Researchers into fatalities caused by storms have made an interesting and rather odd finding.
For as long as people have been tracking and reporting hurricanes, also known as tropical cyclones, they’ve been struggling to find ways to identify them. Until well into the 20th century, newspapers and forecasters in the United States devised names for storms that referenced their time period, geographic location or intensity; hence, the Great Hurricane of 1722, the Galveston Storm of 1900, the Labour Day Hurricane of 1935 and the Big Blow of 1913.
During World War II, U.S. Air Force and Navy meteorologists plotting storms over the Pacific needed a better way to denote hurricanes while analysing weather maps. Many began paying tribute to their wives and girlfriends back home by naming tropical cyclones after them.

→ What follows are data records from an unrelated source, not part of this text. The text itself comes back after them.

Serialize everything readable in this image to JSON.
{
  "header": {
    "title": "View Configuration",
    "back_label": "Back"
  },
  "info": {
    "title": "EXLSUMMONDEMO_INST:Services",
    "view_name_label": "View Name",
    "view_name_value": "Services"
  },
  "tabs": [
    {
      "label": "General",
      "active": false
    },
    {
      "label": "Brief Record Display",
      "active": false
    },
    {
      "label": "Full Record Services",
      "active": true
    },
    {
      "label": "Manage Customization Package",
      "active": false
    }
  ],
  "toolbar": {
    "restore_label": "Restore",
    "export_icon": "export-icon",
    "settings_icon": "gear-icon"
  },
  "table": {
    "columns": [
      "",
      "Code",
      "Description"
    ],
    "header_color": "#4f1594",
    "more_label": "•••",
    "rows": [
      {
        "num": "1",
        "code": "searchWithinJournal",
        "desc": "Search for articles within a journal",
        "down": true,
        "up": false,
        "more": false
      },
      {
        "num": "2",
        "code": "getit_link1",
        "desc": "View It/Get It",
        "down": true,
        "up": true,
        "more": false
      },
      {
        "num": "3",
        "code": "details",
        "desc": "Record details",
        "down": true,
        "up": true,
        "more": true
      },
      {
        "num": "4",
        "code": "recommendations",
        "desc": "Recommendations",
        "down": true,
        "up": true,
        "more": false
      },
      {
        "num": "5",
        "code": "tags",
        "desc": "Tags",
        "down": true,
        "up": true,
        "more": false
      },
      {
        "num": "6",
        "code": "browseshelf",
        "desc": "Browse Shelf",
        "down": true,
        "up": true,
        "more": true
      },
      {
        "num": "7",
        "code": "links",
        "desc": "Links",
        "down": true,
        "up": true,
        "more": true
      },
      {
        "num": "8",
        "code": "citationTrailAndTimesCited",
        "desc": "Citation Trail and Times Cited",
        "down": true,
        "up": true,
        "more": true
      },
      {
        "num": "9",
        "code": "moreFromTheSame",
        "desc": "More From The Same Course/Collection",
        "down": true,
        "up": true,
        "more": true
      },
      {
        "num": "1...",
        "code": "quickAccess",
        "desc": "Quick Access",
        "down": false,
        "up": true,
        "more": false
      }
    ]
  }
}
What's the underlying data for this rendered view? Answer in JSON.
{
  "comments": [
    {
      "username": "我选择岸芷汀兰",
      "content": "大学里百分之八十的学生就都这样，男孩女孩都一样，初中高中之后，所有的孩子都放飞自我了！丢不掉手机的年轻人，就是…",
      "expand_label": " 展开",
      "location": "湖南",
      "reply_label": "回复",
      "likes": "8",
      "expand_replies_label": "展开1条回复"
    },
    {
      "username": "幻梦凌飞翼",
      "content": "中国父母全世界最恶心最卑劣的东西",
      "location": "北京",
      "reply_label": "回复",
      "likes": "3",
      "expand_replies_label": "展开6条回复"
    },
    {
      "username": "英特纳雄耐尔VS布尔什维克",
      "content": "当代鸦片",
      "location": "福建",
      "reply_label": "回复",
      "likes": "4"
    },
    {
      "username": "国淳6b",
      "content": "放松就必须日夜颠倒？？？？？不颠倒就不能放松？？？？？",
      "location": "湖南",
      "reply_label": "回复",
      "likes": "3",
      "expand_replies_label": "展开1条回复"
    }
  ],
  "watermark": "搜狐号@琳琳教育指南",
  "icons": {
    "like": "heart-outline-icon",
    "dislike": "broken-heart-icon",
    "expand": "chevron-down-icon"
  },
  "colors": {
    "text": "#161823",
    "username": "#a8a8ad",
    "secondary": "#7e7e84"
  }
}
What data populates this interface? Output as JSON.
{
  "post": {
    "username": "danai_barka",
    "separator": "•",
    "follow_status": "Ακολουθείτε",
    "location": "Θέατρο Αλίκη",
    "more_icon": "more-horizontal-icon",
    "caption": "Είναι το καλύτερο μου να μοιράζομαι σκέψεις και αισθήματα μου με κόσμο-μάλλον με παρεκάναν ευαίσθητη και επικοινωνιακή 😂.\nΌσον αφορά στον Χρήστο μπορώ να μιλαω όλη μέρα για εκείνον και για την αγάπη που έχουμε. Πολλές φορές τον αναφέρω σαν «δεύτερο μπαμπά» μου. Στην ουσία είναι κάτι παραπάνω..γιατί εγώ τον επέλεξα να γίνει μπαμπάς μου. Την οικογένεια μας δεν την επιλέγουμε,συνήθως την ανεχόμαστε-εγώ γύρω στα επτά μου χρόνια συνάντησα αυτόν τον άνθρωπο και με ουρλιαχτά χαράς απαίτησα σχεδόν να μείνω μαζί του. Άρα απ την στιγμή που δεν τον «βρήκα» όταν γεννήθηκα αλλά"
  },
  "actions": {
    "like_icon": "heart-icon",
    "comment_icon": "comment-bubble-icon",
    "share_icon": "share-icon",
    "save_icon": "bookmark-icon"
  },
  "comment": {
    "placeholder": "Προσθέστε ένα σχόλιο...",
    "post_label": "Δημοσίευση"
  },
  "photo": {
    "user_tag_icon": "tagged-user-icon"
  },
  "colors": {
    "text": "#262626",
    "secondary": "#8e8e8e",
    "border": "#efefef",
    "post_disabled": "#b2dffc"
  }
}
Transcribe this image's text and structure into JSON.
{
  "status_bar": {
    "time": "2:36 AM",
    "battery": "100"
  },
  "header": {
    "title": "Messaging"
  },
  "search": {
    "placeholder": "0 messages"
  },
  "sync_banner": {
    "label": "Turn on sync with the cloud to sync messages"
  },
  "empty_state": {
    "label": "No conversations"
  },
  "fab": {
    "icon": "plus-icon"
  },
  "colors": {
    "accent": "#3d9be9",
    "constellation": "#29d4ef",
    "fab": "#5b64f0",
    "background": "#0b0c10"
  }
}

This continued until the 1960’s when the feminist movement took umbrage, women should not be exclusively associated with death and destruction they opined.
Since then Hurricanes have been alternately named after traditionally male and female sounding labels.
So what I hear you cry!
Well, researchers have discovered that Hurricanes with female names create a greater loss of life than those with male ones. It seems that people who hear about the onslaught of Hurricane Penelope (don’t think that one actually exists) are not quite so afraid of its wrath as those who hear that Hurricane Burt (ditto) is on his way. As such they are less likely to batten down the hatches, run for the hills or strap down their worldly goods, with potentially disastrous consequences.
This knowledge set me thinking.
Many of the clients I deal with from selling or service industries, have a deep and fearful dislike of the Procurement Department, and enter into many of their inevitable meetings with trepidation. Other clients who perform the much needed function of ensuring the efficiency of the purchasing of products and services for their organisations, enter their meetings with Sellers with distrust and concern that they are about to be bamboozled and misled.
This can create a lack of creativity, openness and value creation from both sides. Not particularly useful if you are trying to develop long-term relationships between the two parties involved.
Perhaps we ought to start with a change in name.
What would you suggest?